Because the pictures are not wanted, give back only the exact text of every entry below.
===== Entries supplied =====
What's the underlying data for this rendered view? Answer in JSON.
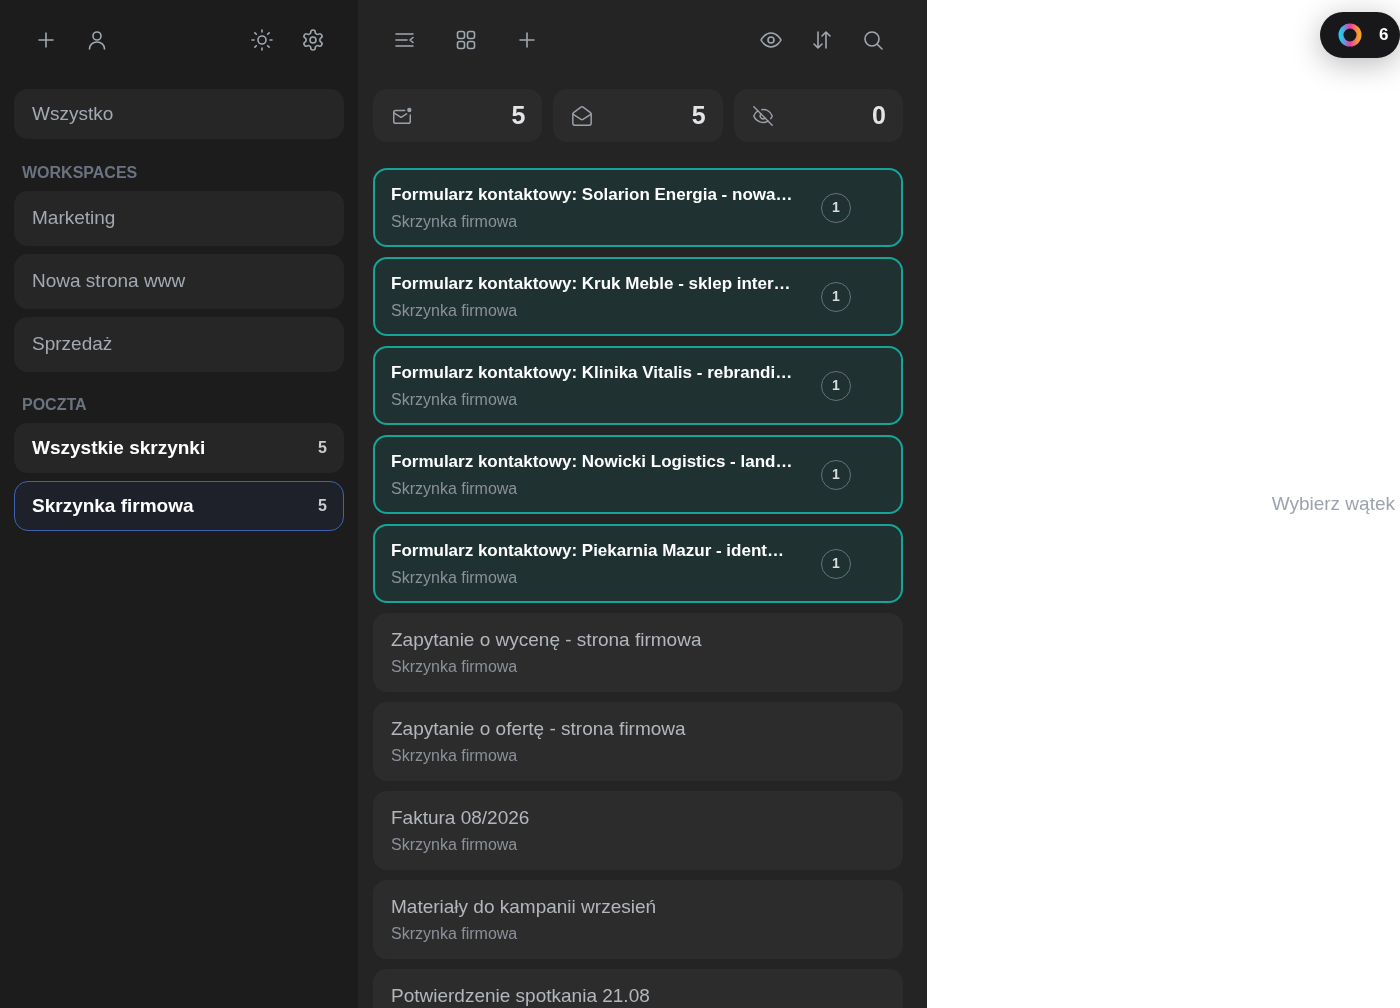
{
  "sidebar": {
    "all": {
      "label": "Wszystko",
      "selected": false
    },
    "workspaces": {
      "heading": "WORKSPACES",
      "items": [
        {
          "label": "Marketing",
          "selected": false
        },
        {
          "label": "Nowa strona www",
          "selected": false
        },
        {
          "label": "Sprzedaż",
          "selected": false
        }
      ]
    },
    "mail": {
      "heading": "POCZTA",
      "items": [
        {
          "label": "Wszystkie skrzynki",
          "count": "5",
          "selected": false
        },
        {
          "label": "Skrzynka firmowa",
          "count": "5",
          "selected": true
        }
      ]
    }
  },
  "stats": [
    {
      "kind": "unread",
      "count": "5"
    },
    {
      "kind": "read",
      "count": "5"
    },
    {
      "kind": "hidden",
      "count": "0"
    }
  ],
  "threads": [
    {
      "title": "Formularz kontaktowy: Solarion Energia - nowa…",
      "mailbox": "Skrzynka firmowa",
      "unread": true,
      "messages": "1"
    },
    {
      "title": "Formularz kontaktowy: Kruk Meble - sklep inter…",
      "mailbox": "Skrzynka firmowa",
      "unread": true,
      "messages": "1"
    },
    {
      "title": "Formularz kontaktowy: Klinika Vitalis - rebrandi…",
      "mailbox": "Skrzynka firmowa",
      "unread": true,
      "messages": "1"
    },
    {
      "title": "Formularz kontaktowy: Nowicki Logistics - land…",
      "mailbox": "Skrzynka firmowa",
      "unread": true,
      "messages": "1"
    },
    {
      "title": "Formularz kontaktowy: Piekarnia Mazur - ident…",
      "mailbox": "Skrzynka firmowa",
      "unread": true,
      "messages": "1"
    },
    {
      "title": "Zapytanie o wycenę - strona firmowa",
      "mailbox": "Skrzynka firmowa",
      "unread": false
    },
    {
      "title": "Zapytanie o ofertę - strona firmowa",
      "mailbox": "Skrzynka firmowa",
      "unread": false
    },
    {
      "title": "Faktura 08/2026",
      "mailbox": "Skrzynka firmowa",
      "unread": false
    },
    {
      "title": "Materiały do kampanii wrzesień",
      "mailbox": "Skrzynka firmowa",
      "unread": false
    },
    {
      "title": "Potwierdzenie spotkania 21.08",
      "unread": false
    }
  ],
  "detail": {
    "empty_message": "Wybierz wątek"
  },
  "floating_widget": {
    "count": "6"
  }
}
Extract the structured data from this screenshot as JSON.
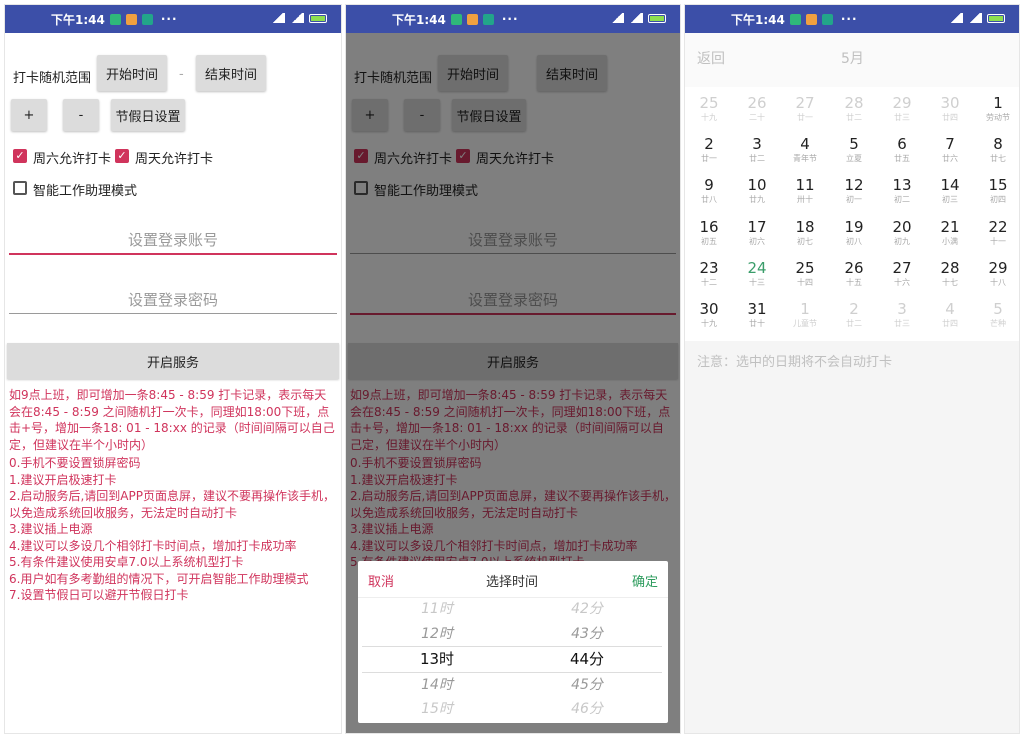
{
  "status": {
    "time": "下午1:44",
    "dots": "···"
  },
  "form": {
    "range_label": "打卡随机范围",
    "start_time": "开始时间",
    "dash": "-",
    "end_time": "结束时间",
    "plus": "+",
    "minus": "-",
    "holiday": "节假日设置",
    "sat_label": "周六允许打卡",
    "sun_label": "周天允许打卡",
    "assist_label": "智能工作助理模式",
    "check_mark": "✓",
    "account_placeholder": "设置登录账号",
    "password_placeholder": "设置登录密码",
    "start_service": "开启服务",
    "desc": "如9点上班，即可增加一条8:45 - 8:59 打卡记录，表示每天会在8:45 - 8:59 之间随机打一次卡，同理如18:00下班，点击+号，增加一条18: 01 - 18:xx 的记录（时间间隔可以自己定，但建议在半个小时内）",
    "tips": [
      "0.手机不要设置锁屏密码",
      "1.建议开启极速打卡",
      "2.启动服务后,请回到APP页面息屏，建议不要再操作该手机，",
      "以免造成系统回收服务，无法定时自动打卡",
      "3.建议插上电源",
      "4.建议可以多设几个相邻打卡时间点，增加打卡成功率",
      "5.有条件建议使用安卓7.0以上系统机型打卡",
      "6.用户如有多考勤组的情况下，可开启智能工作助理模式",
      "7.设置节假日可以避开节假日打卡"
    ]
  },
  "picker": {
    "cancel": "取消",
    "title": "选择时间",
    "confirm": "确定",
    "hours": [
      "11时",
      "12时",
      "13时",
      "14时",
      "15时"
    ],
    "minutes": [
      "42分",
      "43分",
      "44分",
      "45分",
      "46分"
    ],
    "selected_index": 2
  },
  "calendar": {
    "back": "返回",
    "month": "5月",
    "note": "注意：选中的日期将不会自动打卡",
    "today_color": "#3a9d6a",
    "days": [
      {
        "d": "25",
        "l": "十九",
        "dim": true
      },
      {
        "d": "26",
        "l": "二十",
        "dim": true
      },
      {
        "d": "27",
        "l": "廿一",
        "dim": true
      },
      {
        "d": "28",
        "l": "廿二",
        "dim": true
      },
      {
        "d": "29",
        "l": "廿三",
        "dim": true
      },
      {
        "d": "30",
        "l": "廿四",
        "dim": true
      },
      {
        "d": "1",
        "l": "劳动节"
      },
      {
        "d": "2",
        "l": "廿一"
      },
      {
        "d": "3",
        "l": "廿二"
      },
      {
        "d": "4",
        "l": "青年节"
      },
      {
        "d": "5",
        "l": "立夏"
      },
      {
        "d": "6",
        "l": "廿五"
      },
      {
        "d": "7",
        "l": "廿六"
      },
      {
        "d": "8",
        "l": "廿七"
      },
      {
        "d": "9",
        "l": "廿八"
      },
      {
        "d": "10",
        "l": "廿九"
      },
      {
        "d": "11",
        "l": "卅十"
      },
      {
        "d": "12",
        "l": "初一"
      },
      {
        "d": "13",
        "l": "初二"
      },
      {
        "d": "14",
        "l": "初三"
      },
      {
        "d": "15",
        "l": "初四"
      },
      {
        "d": "16",
        "l": "初五"
      },
      {
        "d": "17",
        "l": "初六"
      },
      {
        "d": "18",
        "l": "初七"
      },
      {
        "d": "19",
        "l": "初八"
      },
      {
        "d": "20",
        "l": "初九"
      },
      {
        "d": "21",
        "l": "小满"
      },
      {
        "d": "22",
        "l": "十一"
      },
      {
        "d": "23",
        "l": "十二"
      },
      {
        "d": "24",
        "l": "十三",
        "today": true
      },
      {
        "d": "25",
        "l": "十四"
      },
      {
        "d": "26",
        "l": "十五"
      },
      {
        "d": "27",
        "l": "十六"
      },
      {
        "d": "28",
        "l": "十七"
      },
      {
        "d": "29",
        "l": "十八"
      },
      {
        "d": "30",
        "l": "十九"
      },
      {
        "d": "31",
        "l": "廿十"
      },
      {
        "d": "1",
        "l": "儿童节",
        "dim": true
      },
      {
        "d": "2",
        "l": "廿二",
        "dim": true
      },
      {
        "d": "3",
        "l": "廿三",
        "dim": true
      },
      {
        "d": "4",
        "l": "廿四",
        "dim": true
      },
      {
        "d": "5",
        "l": "芒种",
        "dim": true
      }
    ]
  },
  "colors": {
    "accent": "#d0345c",
    "statusbar": "#3c4fa8",
    "today": "#3a9d6a"
  }
}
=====
* Task output:
What's the underlying data for this rendered view? Answer in JSON.
{
  "sidebar": {
    "all": {
      "label": "Wszystko",
      "selected": false
    },
    "workspaces": {
      "heading": "WORKSPACES",
      "items": [
        {
          "label": "Marketing",
          "selected": false
        },
        {
          "label": "Nowa strona www",
          "selected": false
        },
        {
          "label": "Sprzedaż",
          "selected": false
        }
      ]
    },
    "mail": {
      "heading": "POCZTA",
      "items": [
        {
          "label": "Wszystkie skrzynki",
          "count": "5",
          "selected": false
        },
        {
          "label": "Skrzynka firmowa",
          "count": "5",
          "selected": true
        }
      ]
    }
  },
  "stats": [
    {
      "kind": "unread",
      "count": "5"
    },
    {
      "kind": "read",
      "count": "5"
    },
    {
      "kind": "hidden",
      "count": "0"
    }
  ],
  "threads": [
    {
      "title": "Formularz kontaktowy: Solarion Energia - nowa…",
      "mailbox": "Skrzynka firmowa",
      "unread": true,
      "messages": "1"
    },
    {
      "title": "Formularz kontaktowy: Kruk Meble - sklep inter…",
      "mailbox": "Skrzynka firmowa",
      "unread": true,
      "messages": "1"
    },
    {
      "title": "Formularz kontaktowy: Klinika Vitalis - rebrandi…",
      "mailbox": "Skrzynka firmowa",
      "unread": true,
      "messages": "1"
    },
    {
      "title": "Formularz kontaktowy: Nowicki Logistics - land…",
      "mailbox": "Skrzynka firmowa",
      "unread": true,
      "messages": "1"
    },
    {
      "title": "Formularz kontaktowy: Piekarnia Mazur - ident…",
      "mailbox": "Skrzynka firmowa",
      "unread": true,
      "messages": "1"
    },
    {
      "title": "Zapytanie o wycenę - strona firmowa",
      "mailbox": "Skrzynka firmowa",
      "unread": false
    },
    {
      "title": "Zapytanie o ofertę - strona firmowa",
      "mailbox": "Skrzynka firmowa",
      "unread": false
    },
    {
      "title": "Faktura 08/2026",
      "mailbox": "Skrzynka firmowa",
      "unread": false
    },
    {
      "title": "Materiały do kampanii wrzesień",
      "mailbox": "Skrzynka firmowa",
      "unread": false
    },
    {
      "title": "Potwierdzenie spotkania 21.08",
      "unread": false
    }
  ],
  "detail": {
    "empty_message": "Wybierz wątek"
  },
  "floating_widget": {
    "count": "6"
  }
}
Extract the structured data from this screenshot as JSON.
{
  "status": {
    "time": "下午1:44",
    "dots": "···"
  },
  "form": {
    "range_label": "打卡随机范围",
    "start_time": "开始时间",
    "dash": "-",
    "end_time": "结束时间",
    "plus": "+",
    "minus": "-",
    "holiday": "节假日设置",
    "sat_label": "周六允许打卡",
    "sun_label": "周天允许打卡",
    "assist_label": "智能工作助理模式",
    "check_mark": "✓",
    "account_placeholder": "设置登录账号",
    "password_placeholder": "设置登录密码",
    "start_service": "开启服务",
    "desc": "如9点上班，即可增加一条8:45 - 8:59 打卡记录，表示每天会在8:45 - 8:59 之间随机打一次卡，同理如18:00下班，点击+号，增加一条18: 01 - 18:xx 的记录（时间间隔可以自己定，但建议在半个小时内）",
    "tips": [
      "0.手机不要设置锁屏密码",
      "1.建议开启极速打卡",
      "2.启动服务后,请回到APP页面息屏，建议不要再操作该手机，",
      "以免造成系统回收服务，无法定时自动打卡",
      "3.建议插上电源",
      "4.建议可以多设几个相邻打卡时间点，增加打卡成功率",
      "5.有条件建议使用安卓7.0以上系统机型打卡",
      "6.用户如有多考勤组的情况下，可开启智能工作助理模式",
      "7.设置节假日可以避开节假日打卡"
    ]
  },
  "picker": {
    "cancel": "取消",
    "title": "选择时间",
    "confirm": "确定",
    "hours": [
      "11时",
      "12时",
      "13时",
      "14时",
      "15时"
    ],
    "minutes": [
      "42分",
      "43分",
      "44分",
      "45分",
      "46分"
    ],
    "selected_index": 2
  },
  "calendar": {
    "back": "返回",
    "month": "5月",
    "note": "注意：选中的日期将不会自动打卡",
    "today_color": "#3a9d6a",
    "days": [
      {
        "d": "25",
        "l": "十九",
        "dim": true
      },
      {
        "d": "26",
        "l": "二十",
        "dim": true
      },
      {
        "d": "27",
        "l": "廿一",
        "dim": true
      },
      {
        "d": "28",
        "l": "廿二",
        "dim": true
      },
      {
        "d": "29",
        "l": "廿三",
        "dim": true
      },
      {
        "d": "30",
        "l": "廿四",
        "dim": true
      },
      {
        "d": "1",
        "l": "劳动节"
      },
      {
        "d": "2",
        "l": "廿一"
      },
      {
        "d": "3",
        "l": "廿二"
      },
      {
        "d": "4",
        "l": "青年节"
      },
      {
        "d": "5",
        "l": "立夏"
      },
      {
        "d": "6",
        "l": "廿五"
      },
      {
        "d": "7",
        "l": "廿六"
      },
      {
        "d": "8",
        "l": "廿七"
      },
      {
        "d": "9",
        "l": "廿八"
      },
      {
        "d": "10",
        "l": "廿九"
      },
      {
        "d": "11",
        "l": "卅十"
      },
      {
        "d": "12",
        "l": "初一"
      },
      {
        "d": "13",
        "l": "初二"
      },
      {
        "d": "14",
        "l": "初三"
      },
      {
        "d": "15",
        "l": "初四"
      },
      {
        "d": "16",
        "l": "初五"
      },
      {
        "d": "17",
        "l": "初六"
      },
      {
        "d": "18",
        "l": "初七"
      },
      {
        "d": "19",
        "l": "初八"
      },
      {
        "d": "20",
        "l": "初九"
      },
      {
        "d": "21",
        "l": "小满"
      },
      {
        "d": "22",
        "l": "十一"
      },
      {
        "d": "23",
        "l": "十二"
      },
      {
        "d": "24",
        "l": "十三",
        "today": true
      },
      {
        "d": "25",
        "l": "十四"
      },
      {
        "d": "26",
        "l": "十五"
      },
      {
        "d": "27",
        "l": "十六"
      },
      {
        "d": "28",
        "l": "十七"
      },
      {
        "d": "29",
        "l": "十八"
      },
      {
        "d": "30",
        "l": "十九"
      },
      {
        "d": "31",
        "l": "廿十"
      },
      {
        "d": "1",
        "l": "儿童节",
        "dim": true
      },
      {
        "d": "2",
        "l": "廿二",
        "dim": true
      },
      {
        "d": "3",
        "l": "廿三",
        "dim": true
      },
      {
        "d": "4",
        "l": "廿四",
        "dim": true
      },
      {
        "d": "5",
        "l": "芒种",
        "dim": true
      }
    ]
  },
  "colors": {
    "accent": "#d0345c",
    "statusbar": "#3c4fa8",
    "today": "#3a9d6a"
  }
}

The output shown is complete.